• Work item
Among the entries below, copy every line that carries the word "JSON".

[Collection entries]
____________

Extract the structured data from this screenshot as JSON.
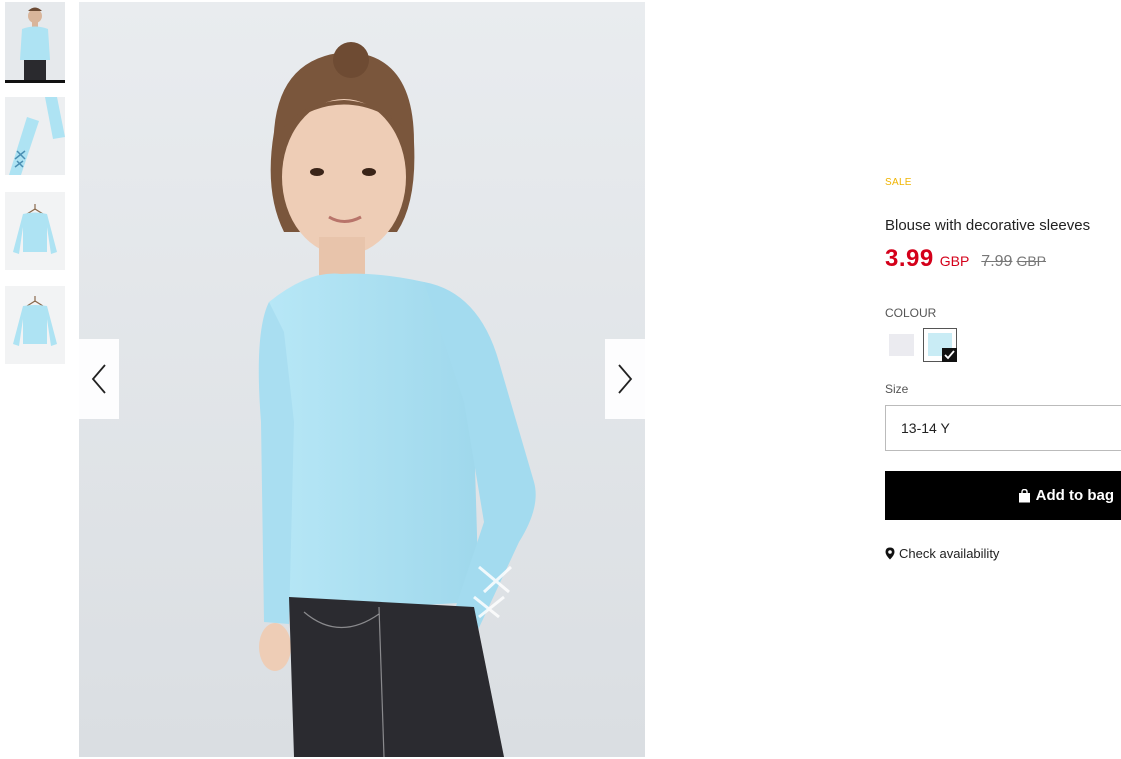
{
  "product": {
    "sale_label": "SALE",
    "title": "Blouse with decorative sleeves",
    "price_current": "3.99",
    "currency": "GBP",
    "price_old": "7.99",
    "price_old_currency": "GBP"
  },
  "colour": {
    "label": "COLOUR",
    "options": [
      {
        "name": "light-grey",
        "color": "#ebebf0",
        "selected": false
      },
      {
        "name": "light-blue",
        "color": "#c9ecf5",
        "selected": true
      }
    ]
  },
  "size": {
    "label": "Size",
    "selected": "13-14 Y"
  },
  "actions": {
    "add_to_bag": "Add to bag",
    "check_availability": "Check availability"
  },
  "gallery": {
    "thumbnails": [
      "model-front",
      "sleeve-detail",
      "hanger-front",
      "hanger-back"
    ],
    "active_index": 0
  },
  "colors": {
    "sale": "#f0b400",
    "price": "#d4001a",
    "primary_button": "#000000",
    "garment": "#aee3f3"
  }
}
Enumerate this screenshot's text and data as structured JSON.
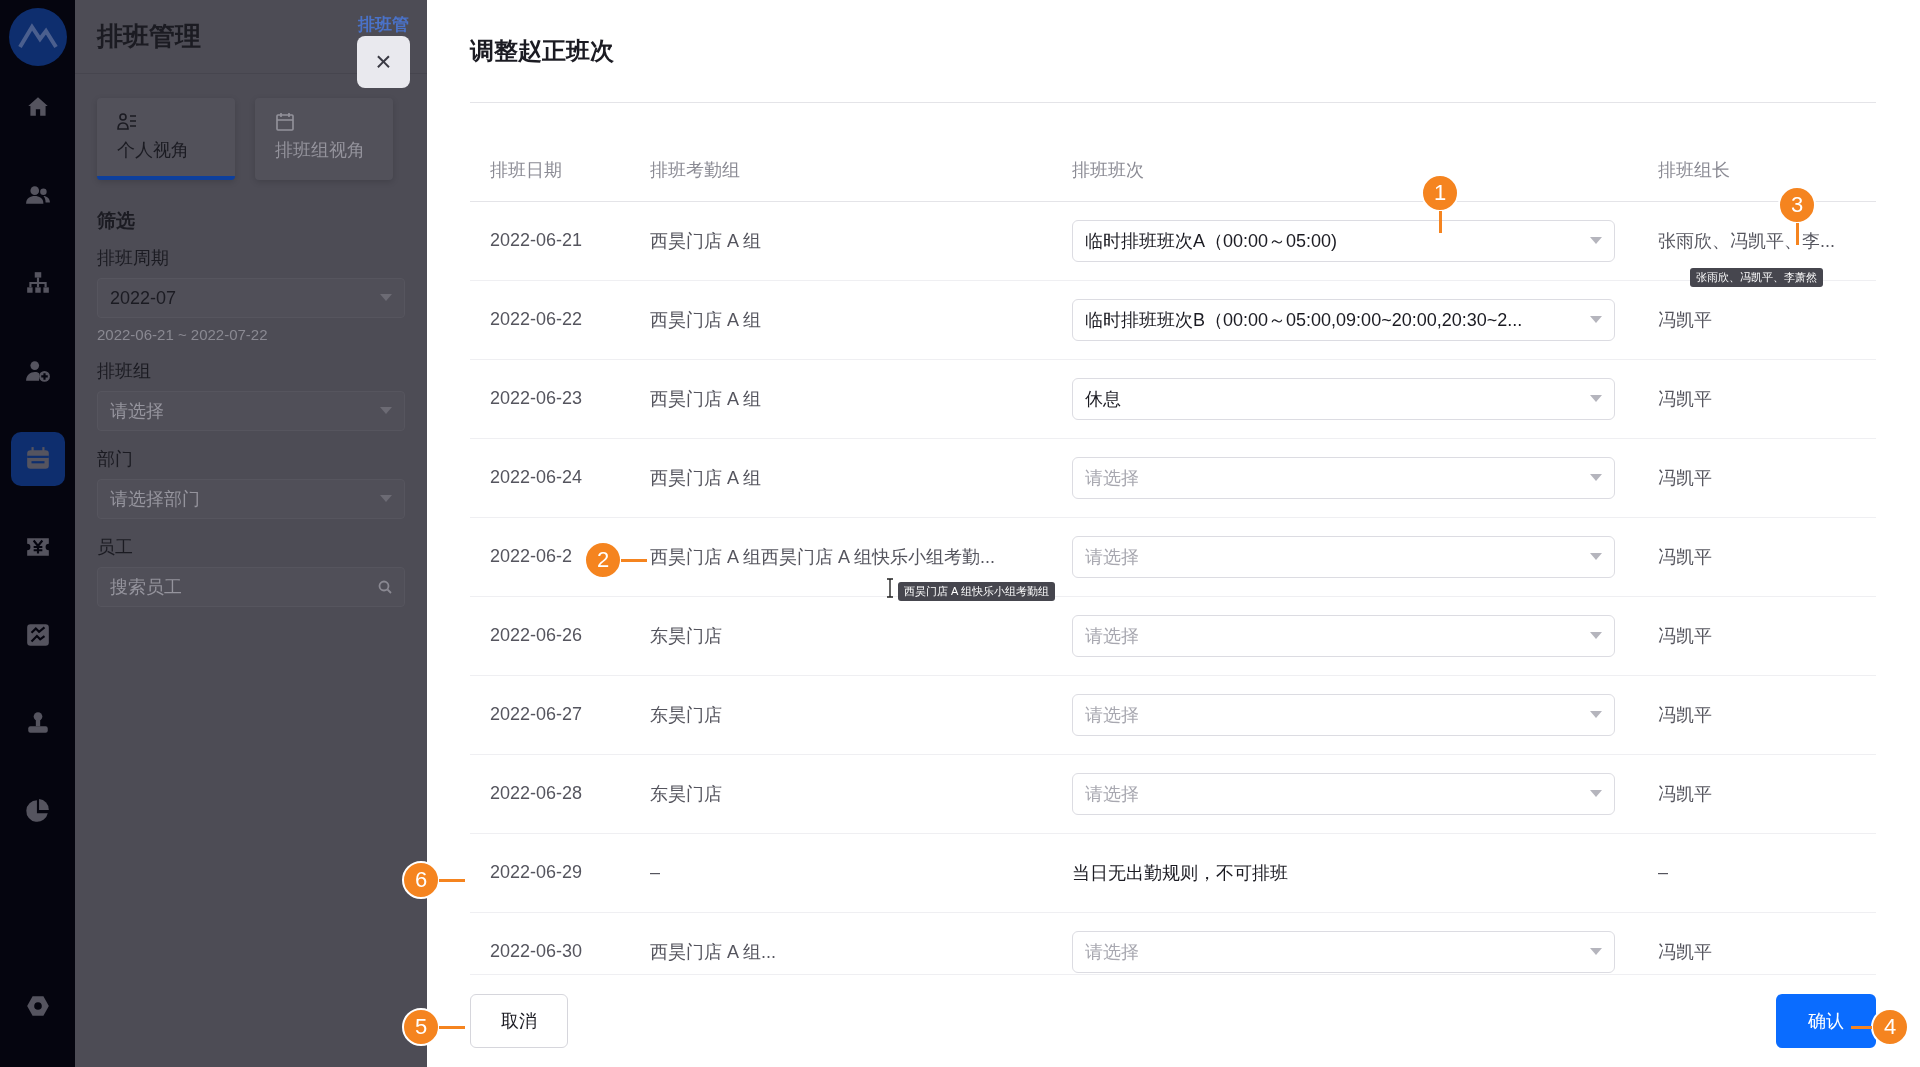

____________

• Answer for this exercise
Extract the structured data from this screenshot as JSON.
Enumerate this screenshot's text and data as structured JSON.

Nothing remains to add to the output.